The committee’s donors include both individuals and unions. James Lawrence, who has been a major donor to both national and state Democratic efforts, donated $60,000, as did William H. Walter, a commercial real estate investor. Jeffrey Ettinger, the former CEO of Hormel Foods, donated $50,000; Robert Pohlad, of the Pohlad Companies, gave $75,000.
Among the unions that contributed to the Minnesota Victory Fund are Education Minnesota ($115,000); Laborers District Council ($100,000); Minnesota Association of Professional Employees ($90,000); Minnesota Pipe Trades Association ($50,000); Local 49 Engineers ($25,000); Iron Workers 512 ($25,000); and Sheet Metal Workers PAC 10 ($15,000).
Planned Parenthood Minnesota Political Action Fund

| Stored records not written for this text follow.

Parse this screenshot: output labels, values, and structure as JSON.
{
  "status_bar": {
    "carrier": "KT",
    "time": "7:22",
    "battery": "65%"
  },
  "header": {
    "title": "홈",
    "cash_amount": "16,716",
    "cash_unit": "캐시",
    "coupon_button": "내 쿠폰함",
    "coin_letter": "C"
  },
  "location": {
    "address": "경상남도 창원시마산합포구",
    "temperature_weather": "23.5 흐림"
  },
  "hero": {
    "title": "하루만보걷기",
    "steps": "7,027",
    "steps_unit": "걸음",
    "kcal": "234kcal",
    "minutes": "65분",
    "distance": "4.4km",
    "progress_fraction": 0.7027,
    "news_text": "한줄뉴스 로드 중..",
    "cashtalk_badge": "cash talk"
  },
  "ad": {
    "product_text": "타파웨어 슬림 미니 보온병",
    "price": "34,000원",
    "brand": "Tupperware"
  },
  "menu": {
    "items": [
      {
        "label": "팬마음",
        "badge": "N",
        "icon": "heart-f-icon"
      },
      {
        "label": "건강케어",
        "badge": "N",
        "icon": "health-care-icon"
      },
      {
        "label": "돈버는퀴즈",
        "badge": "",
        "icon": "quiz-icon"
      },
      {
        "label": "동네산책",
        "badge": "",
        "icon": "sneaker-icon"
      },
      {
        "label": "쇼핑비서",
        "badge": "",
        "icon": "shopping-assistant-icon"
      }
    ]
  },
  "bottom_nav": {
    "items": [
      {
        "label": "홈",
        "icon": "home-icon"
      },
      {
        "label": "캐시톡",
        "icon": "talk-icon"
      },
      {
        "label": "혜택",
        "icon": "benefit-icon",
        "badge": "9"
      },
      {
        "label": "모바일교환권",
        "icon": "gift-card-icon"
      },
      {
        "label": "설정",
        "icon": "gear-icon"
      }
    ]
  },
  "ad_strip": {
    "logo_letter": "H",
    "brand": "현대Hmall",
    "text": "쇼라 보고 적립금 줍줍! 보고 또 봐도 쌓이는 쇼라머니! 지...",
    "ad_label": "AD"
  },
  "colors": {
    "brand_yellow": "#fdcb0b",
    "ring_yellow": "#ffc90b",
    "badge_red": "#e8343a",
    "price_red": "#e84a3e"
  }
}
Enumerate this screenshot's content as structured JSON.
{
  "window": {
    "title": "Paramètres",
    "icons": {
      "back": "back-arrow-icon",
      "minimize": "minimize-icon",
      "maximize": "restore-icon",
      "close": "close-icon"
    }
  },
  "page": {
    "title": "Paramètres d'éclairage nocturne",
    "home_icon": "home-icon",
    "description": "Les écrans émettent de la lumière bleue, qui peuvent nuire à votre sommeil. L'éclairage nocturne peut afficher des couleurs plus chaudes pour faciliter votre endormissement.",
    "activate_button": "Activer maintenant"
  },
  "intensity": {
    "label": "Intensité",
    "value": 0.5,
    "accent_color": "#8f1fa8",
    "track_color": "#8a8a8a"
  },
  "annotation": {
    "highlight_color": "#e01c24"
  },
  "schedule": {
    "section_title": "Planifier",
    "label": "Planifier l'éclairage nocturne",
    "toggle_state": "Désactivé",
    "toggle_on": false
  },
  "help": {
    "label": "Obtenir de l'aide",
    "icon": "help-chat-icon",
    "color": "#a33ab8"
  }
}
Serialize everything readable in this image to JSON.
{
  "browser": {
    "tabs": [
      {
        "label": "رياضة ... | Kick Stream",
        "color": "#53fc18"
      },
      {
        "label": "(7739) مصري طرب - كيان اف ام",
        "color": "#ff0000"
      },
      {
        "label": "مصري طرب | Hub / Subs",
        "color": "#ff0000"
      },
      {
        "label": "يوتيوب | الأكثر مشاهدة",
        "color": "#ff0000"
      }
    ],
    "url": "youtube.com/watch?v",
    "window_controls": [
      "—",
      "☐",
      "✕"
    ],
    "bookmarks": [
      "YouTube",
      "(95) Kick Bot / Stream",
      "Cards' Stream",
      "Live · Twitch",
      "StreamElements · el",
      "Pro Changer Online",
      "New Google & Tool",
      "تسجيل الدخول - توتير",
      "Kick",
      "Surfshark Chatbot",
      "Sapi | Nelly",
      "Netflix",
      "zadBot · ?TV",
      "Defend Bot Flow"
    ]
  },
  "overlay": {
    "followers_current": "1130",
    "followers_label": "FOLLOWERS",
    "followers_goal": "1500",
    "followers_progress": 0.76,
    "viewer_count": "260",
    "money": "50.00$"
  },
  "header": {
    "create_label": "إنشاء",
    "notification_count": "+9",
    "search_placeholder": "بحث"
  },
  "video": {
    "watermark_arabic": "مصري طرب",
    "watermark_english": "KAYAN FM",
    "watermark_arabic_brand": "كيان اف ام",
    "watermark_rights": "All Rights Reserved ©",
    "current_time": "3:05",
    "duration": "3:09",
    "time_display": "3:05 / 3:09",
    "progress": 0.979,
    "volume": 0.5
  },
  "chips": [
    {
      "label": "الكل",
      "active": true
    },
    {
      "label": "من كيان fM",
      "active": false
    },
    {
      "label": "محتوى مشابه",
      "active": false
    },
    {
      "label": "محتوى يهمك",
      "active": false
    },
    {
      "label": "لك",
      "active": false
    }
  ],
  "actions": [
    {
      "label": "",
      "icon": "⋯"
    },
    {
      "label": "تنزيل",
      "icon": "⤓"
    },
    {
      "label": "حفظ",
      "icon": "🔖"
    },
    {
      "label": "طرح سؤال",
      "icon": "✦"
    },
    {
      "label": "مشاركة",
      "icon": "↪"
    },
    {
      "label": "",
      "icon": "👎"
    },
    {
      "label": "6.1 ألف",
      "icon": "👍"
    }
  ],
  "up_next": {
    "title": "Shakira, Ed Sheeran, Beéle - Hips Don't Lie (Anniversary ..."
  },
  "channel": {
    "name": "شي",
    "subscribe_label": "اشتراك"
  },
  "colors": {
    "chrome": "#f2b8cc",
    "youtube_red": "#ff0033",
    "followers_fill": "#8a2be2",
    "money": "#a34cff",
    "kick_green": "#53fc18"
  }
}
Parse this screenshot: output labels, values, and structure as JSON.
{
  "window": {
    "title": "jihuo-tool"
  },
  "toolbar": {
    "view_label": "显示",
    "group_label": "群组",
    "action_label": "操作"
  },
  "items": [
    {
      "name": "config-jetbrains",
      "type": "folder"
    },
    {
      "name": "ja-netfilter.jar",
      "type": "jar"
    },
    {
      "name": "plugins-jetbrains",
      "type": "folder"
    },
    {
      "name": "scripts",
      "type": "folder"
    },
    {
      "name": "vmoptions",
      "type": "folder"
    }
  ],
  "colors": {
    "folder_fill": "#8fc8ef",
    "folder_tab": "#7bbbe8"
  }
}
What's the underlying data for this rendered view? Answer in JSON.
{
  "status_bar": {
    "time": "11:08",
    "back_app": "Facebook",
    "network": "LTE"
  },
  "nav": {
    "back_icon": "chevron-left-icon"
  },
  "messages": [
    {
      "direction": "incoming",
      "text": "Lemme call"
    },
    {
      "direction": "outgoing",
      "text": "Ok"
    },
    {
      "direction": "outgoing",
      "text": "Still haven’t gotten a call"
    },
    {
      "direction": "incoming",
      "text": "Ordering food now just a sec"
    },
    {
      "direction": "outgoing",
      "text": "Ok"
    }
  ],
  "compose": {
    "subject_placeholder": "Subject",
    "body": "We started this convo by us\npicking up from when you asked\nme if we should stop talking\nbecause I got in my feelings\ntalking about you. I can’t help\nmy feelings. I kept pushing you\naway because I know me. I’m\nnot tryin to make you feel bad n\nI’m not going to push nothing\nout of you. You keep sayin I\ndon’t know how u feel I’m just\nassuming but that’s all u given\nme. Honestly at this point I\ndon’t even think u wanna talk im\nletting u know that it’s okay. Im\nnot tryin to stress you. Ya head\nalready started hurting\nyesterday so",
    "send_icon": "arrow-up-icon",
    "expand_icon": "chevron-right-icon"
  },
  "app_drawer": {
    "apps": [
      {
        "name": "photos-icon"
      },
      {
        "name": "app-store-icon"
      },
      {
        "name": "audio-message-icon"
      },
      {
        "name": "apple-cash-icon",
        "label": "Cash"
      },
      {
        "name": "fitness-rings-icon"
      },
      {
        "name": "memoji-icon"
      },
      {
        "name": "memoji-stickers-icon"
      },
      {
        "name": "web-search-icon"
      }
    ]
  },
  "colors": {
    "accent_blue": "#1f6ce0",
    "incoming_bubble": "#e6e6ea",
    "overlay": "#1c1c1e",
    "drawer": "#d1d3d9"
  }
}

This fund, affiliated with the abortion rights and women’s health organization Planned Parenthood, has raised $630,000, with $500,000 of that from other affiliated Planned Parenthood committees. It has begun spending its money two ways: paying for community outreach and canvassing ($154,000) and in independent expenditure efforts against Johnson and for Walz.
This independent expenditure committee was created to help Keith Ellison win the office of attorney general. During the primary campaign, it commissioned a poll that was posted on its webpage and spent $29,000 in pro-Ellison ads.
Since the primary, however, the committee has raised no additional funds but does indicate that it paid for a second poll, though those results have not been detailed on its webpage. People’s Lawyer has raised $202,000 in 2018, with only one donor having a Minnesota address. That would be Vance Opperman, who gave the committee $50,000. The other large donors are Stephen Silberstein, of Belvedere, CA, who gave $20,000; and Alexander Soros, of New York City, who gave $100,000. Soros is the son of billionaire investor and political activist George Soros, and has his own foundation. He also is deputy chair of the Open Society Foundations.
LIUNA (Laborers International Union) raised $300,000 from the Laborers Political League out of Chicago. Of that, $100,000 went to the pro-Walz Victory Fund. In addition to pro-Walz mailings, it also had independent expenditures for Ellison and for DFL House District 6B candidate David Lislegard in northern Minnesota.
The state labor organization’s political arm raised $857,000 and spent $761,000 of that. Most of the income came from the state AFL-CIO organization with a handful of affiliated unions also contributing. Some of the money was donated directly to state DFL party organizations and candidates, though the organization did spend $100,000 on an independent expenditure campaign in support of Walz. It also gave $400,000 to the Working America Minnesota committee, the labor organization’s community outreach affiliate that engages in contact with voters who aren’t union members, said AFL-CIO spokesperson Chris Shields.
Note: Data from handwritten campaign finance reports may not yet be entered in Campaign Finance and Public Disclosure Board spending totals.